“We call them the magical mail call ladies,” Riddle said. “Even if someone gets added to the flight the night before it leaves, they make sure they have letters for mail call. They’ll e-mail people, family members, and print it out. They’ll meet people at the airport and pick up the mail.
“The mail call means so much to these veterans.”
The decision to step down from the Stars and Stripes Honor Flight seemed like the right one, Joe Dean said.
“After five years, we resolved our waiting list of World War II veterans, so Operation Resolve became Operation Resolved,” Dean said. “It was simply time for me to move on.
“We have an extraordinary team in place, and I know they’ll continue to be successful.”
Riddle said Dean recognized he needed to step back to prevent burning out.
“He needed to stop thinking about it 24-7,” she said, noting it isn’t unusual for Dean to send out mass e-mails to board members at all hours of the night.
Dean said he will continue to work on projects for the Stars and Stripes Honor Flight.
He’s already working on one — a coffeetable book of photographs taken on the Honor flight trips, Riddle said. Half the proceeds from the book will go to the Stars and Stripes Honor Flight and half to the Fisher House.
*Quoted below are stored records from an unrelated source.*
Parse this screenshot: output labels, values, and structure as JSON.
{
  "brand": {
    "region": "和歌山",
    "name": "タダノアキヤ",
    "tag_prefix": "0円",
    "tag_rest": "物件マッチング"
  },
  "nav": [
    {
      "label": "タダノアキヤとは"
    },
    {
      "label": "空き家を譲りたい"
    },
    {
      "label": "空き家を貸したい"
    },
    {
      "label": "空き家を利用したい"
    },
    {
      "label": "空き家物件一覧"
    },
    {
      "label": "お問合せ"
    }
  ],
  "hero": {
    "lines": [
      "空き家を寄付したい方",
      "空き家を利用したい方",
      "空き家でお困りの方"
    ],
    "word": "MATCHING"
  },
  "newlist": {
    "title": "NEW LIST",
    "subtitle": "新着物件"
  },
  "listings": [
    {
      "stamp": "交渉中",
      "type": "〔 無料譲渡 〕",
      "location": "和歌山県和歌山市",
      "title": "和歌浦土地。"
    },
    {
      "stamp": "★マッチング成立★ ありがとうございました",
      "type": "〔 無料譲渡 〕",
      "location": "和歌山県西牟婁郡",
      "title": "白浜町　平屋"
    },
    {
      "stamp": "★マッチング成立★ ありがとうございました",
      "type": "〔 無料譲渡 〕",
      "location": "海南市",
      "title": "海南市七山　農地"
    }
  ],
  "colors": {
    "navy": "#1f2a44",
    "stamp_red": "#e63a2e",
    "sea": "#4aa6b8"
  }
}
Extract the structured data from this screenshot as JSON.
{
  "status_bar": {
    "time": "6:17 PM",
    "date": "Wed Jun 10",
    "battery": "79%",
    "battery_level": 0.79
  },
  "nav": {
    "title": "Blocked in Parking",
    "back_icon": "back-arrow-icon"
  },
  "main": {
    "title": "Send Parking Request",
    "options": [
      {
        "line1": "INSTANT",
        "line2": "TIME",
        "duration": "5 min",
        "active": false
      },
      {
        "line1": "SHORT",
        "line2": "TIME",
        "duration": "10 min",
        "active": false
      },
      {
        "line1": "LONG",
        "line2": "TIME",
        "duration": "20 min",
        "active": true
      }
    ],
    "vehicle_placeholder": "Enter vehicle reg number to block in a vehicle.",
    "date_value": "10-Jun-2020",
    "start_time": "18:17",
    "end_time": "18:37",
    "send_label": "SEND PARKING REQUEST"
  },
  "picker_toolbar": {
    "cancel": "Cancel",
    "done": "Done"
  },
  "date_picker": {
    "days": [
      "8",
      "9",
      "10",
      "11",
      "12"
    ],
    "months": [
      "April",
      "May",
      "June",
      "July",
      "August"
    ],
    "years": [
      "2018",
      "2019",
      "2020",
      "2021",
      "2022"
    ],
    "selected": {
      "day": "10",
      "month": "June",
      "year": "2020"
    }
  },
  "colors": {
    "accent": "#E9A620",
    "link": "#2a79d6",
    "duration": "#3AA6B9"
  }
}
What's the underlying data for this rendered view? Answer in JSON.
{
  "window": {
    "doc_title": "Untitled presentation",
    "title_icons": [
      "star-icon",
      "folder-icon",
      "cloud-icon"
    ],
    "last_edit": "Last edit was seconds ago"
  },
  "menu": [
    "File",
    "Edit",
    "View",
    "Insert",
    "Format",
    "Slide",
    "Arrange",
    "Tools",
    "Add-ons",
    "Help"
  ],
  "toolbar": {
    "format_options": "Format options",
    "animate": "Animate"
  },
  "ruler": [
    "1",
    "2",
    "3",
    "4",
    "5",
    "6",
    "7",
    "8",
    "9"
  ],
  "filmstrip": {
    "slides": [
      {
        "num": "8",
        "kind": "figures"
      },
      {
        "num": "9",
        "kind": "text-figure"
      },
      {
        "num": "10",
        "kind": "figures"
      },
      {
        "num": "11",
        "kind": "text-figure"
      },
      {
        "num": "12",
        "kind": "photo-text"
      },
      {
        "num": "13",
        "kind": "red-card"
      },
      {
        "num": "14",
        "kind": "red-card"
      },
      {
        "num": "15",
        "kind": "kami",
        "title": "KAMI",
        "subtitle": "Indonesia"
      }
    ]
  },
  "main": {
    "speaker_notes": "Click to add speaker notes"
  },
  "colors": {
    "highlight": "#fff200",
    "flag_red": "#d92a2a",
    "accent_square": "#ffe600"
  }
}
“It’s like a Ronald McDonald House for the VA,” Riddle said of the Fisher House, which is expected to be built next year and opened in 2014. “We want to make sure they have enough funding.”
But Dean’s influence won’t end there, Riddle said. For example, she said, the film “Honor Flight” has prompted new hubs to be started across the country.
“I think we’re just starting to see the effect,” she said. “Everyone has just embraced this culture Joe built, and it will endure. That’s an awesome legacy.”
Image Information: GOV. SCOTT WALKER (left) presented a State of Wisconsin citation to Jane and Joe Dean for founding and leading the Stars and Stripes Honor Flight program during a Port Washington-Saukville Rotary Club event honoring the couple at the Ozaukee County Courthouse Tuesday night. Photo by Sam Arendt
(Bottom photo) LOCAL VETERANS POSED for an Ozaukee Press photographer at the World War II Memorial in Washington, D.C., during the inaugural Stars and Stripes Honor Flight trip on Nov. 19, 2008. Ozaukee Press file photo